Anna Chaplaincy: where we are a decade on
‘We’re in better shape than we could have dared to hope at the beginning of lockdown!’ announced the founder of Anna Chaplaincy, Debbie Thrower, at a lively, well-attended webinar on Thursday 20 May.
‘Necessity is the mother of invention,’ she said, highlighting the energy and imagination with which the Anna Chaplaincy network has responded to the challenges of the past year and more; a year in which, despite those challenges, 30 new Anna Chaplains have been commissioned across the country.
Anna Chaplaincy was founded in 2010 with the aim of supporting older people both spiritually and practically and to enable them to continue contributing to society through their experience, skills and wisdom.
Following a special tenth anniversary service in Christ Church Cathedral, Oxford, in February 2020, it was time to take stock: to evaluate the work to date and plan for the future. The results of that evaluation, combining an internal survey and external audit, have just been published, at a time when issues surrounding the care of older people have never been more centre stage.
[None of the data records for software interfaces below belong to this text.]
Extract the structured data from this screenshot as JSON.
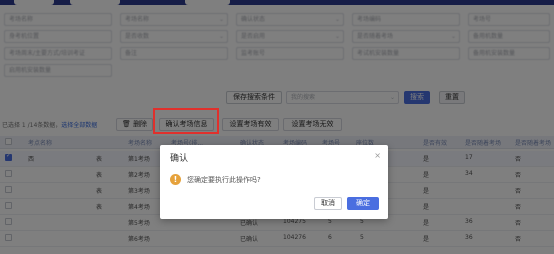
{
  "filters": {
    "row1": [
      "考场名称",
      "考场名称",
      "确认状态",
      "考场编码",
      "考场号"
    ],
    "row2": [
      "身考机位置",
      "是否收数",
      "是否启用",
      "是否随着考场",
      "备用机数量"
    ],
    "row3": [
      "考场周末/主要方式/培训考证",
      "备注",
      "监考账号",
      "考试机安装数量",
      "备用机安装数量"
    ],
    "row4": [
      "启用机安装数量"
    ]
  },
  "search": {
    "save_button": "保存搜索条件",
    "saved_placeholder": "我的搜索",
    "search_button": "搜索",
    "reset_button": "重置"
  },
  "toolbar": {
    "selection_info": "已选择 1 /14条数据，",
    "select_all_link": "选择全部数据",
    "delete_button": "删除",
    "confirm_info_button": "确认考场信息",
    "set_valid_button": "设置考场有效",
    "set_invalid_button": "设置考场无效"
  },
  "table": {
    "headers": [
      "考点名称",
      "考场名称",
      "考场号(排...",
      "确认状态",
      "考场编码",
      "考场号",
      "座位数",
      "是否有效",
      "是否随着考场",
      "是否随着考场"
    ],
    "rows": [
      {
        "checked": true,
        "c1": "西",
        "c2": "表",
        "c3": "第1考场",
        "c4": "",
        "c5": "",
        "c6": "",
        "c7": "",
        "c8": "是",
        "c9": "17",
        "c10": "否"
      },
      {
        "checked": false,
        "c1": "",
        "c2": "表",
        "c3": "第2考场",
        "c4": "",
        "c5": "",
        "c6": "",
        "c7": "",
        "c8": "是",
        "c9": "34",
        "c10": "否"
      },
      {
        "checked": false,
        "c1": "",
        "c2": "表",
        "c3": "第3考场",
        "c4": "",
        "c5": "",
        "c6": "",
        "c7": "",
        "c8": "是",
        "c9": "",
        "c10": "否"
      },
      {
        "checked": false,
        "c1": "",
        "c2": "表",
        "c3": "第4考场",
        "c4": "",
        "c5": "",
        "c6": "",
        "c7": "",
        "c8": "是",
        "c9": "",
        "c10": "否"
      },
      {
        "checked": false,
        "c1": "",
        "c2": "",
        "c3": "第5考场",
        "c4": "已确认",
        "c5": "104275",
        "c6": "5",
        "c7": "5",
        "c8": "是",
        "c9": "36",
        "c10": "否"
      },
      {
        "checked": false,
        "c1": "",
        "c2": "",
        "c3": "第6考场",
        "c4": "已确认",
        "c5": "104276",
        "c6": "6",
        "c7": "5",
        "c8": "是",
        "c9": "36",
        "c10": "否"
      }
    ]
  },
  "dialog": {
    "title": "确认",
    "close": "×",
    "icon": "warning-icon",
    "message": "您确定要执行此操作吗?",
    "cancel_button": "取消",
    "ok_button": "确定"
  },
  "colors": {
    "primary": "#4a6ee0",
    "header_bar": "#2c3a8f",
    "highlight": "#e0302c",
    "warning": "#e6a23c"
  }
}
‘To those they serve, Anna Chaplains are quite simply essential.’
Since 2014 the movement has been part of BRF, which promotes, resources and develops the initiative. Anna Chaplains are present with older people, their families and care staff in a multitude of ways: as friends, pastors and ministers, sharing conversation, hopes, fears, prayers and laughter. They are in family homes, communities and clubs, church groups, care and nursing homes, through joy and loss, life to death. To those they serve, they are quite simply essential.
Richard Fisher, chief executive of BRF, introduced the report:
‘Together, the internal survey and the external audit demonstrate the scale and scope of the work of Anna Chaplains across the country, and the genuine difference it is making to the lives of older people and carers, of all faiths and none, in care, private and community settings.
‘Our vision is as strong as ever: to see Anna Chaplains in every small- to medium-sized community in the UK, each contributing to the spiritual care of men and women in later life by being skilled listeners and hope-bearers. Anna Chaplains plant a flag in towns and villages up and down the land to signal the fact that older people matter.’
A ministry of love
The impact report highlights both quantitative and qualitative research findings. On average, each chaplain spends 12.6 hours a week in this ministry, amounting to over 100,000 hours, or 624 weeks, a year across the network. Of the Anna Chaplains surveyed, 94% believed that not enough is being done to support, include and make visible older people in our communities and that they could all accomplish so much more with larger teams and greater resources.
Speaking about the extended interviews she conducted with Anna Chaplains, carers and care home managers, respected external researcher Jenny Kartupelis, one of the report’s authors, said:
‘Love is the basis of Anna Chaplaincy, and shines through all their interactions. An integral part of this approach is to give time, because time honours and values the recipient, and restores their worth.’
The webinar on 20 May was attended by over 65 people, including a wide range of practitioners, representatives of major charities and care providers, as well as politicians and church leaders. Both Jenny and her co-author of the report, Julia Burton-Jones, gave presentations, along with Debbie Thrower and Richard Fisher.
‘Anna Chaplaincy ministry amounts over 100,000 hours, or 624 weeks, a year.’
Leon Steer, chief executive of Rapport Housing and Care said:
‘This report is remarkably helpful. Churches have got to wake up to the issues of an ageing population – just look at the majority of church websites and there’s a distinct absence of older people.’
The survey and audit highlighted the issues of ageism – conscious or unconscious – that are already recognised as problematic in our society:
‘Older people want: to be less “invisible” and enabled to make a contribution; to find a sense of self and purpose; to have two-way relationships; and to be part of a community.’
A society which either sidelines a substantial number of its members or casts them as too frail to contribute is losing a valuable asset. Negative attitudes must change not only towards older people, but equally towards those who care for them, whether family or professional. This report affirms the contribution of Anna Chaplains and those in equivalent roles as significant agents of change.
Richard Fisher, in summing up, recalled an early conversation with Debbie in which she shared her vision for Anna Chaplaincy. She was on the lookout for a community of people who could see that attitudes to older people, both in the church and wider society, needed to be challenged, people who would say: ‘It’s not good enough. We need to do more. We’re going to do something about it!’
And that’s exactly what Anna Chaplaincy is doing, and will continue to do, building partnerships with other likeminded organisations to tackle ‘an issue so much bigger than any one organisation.’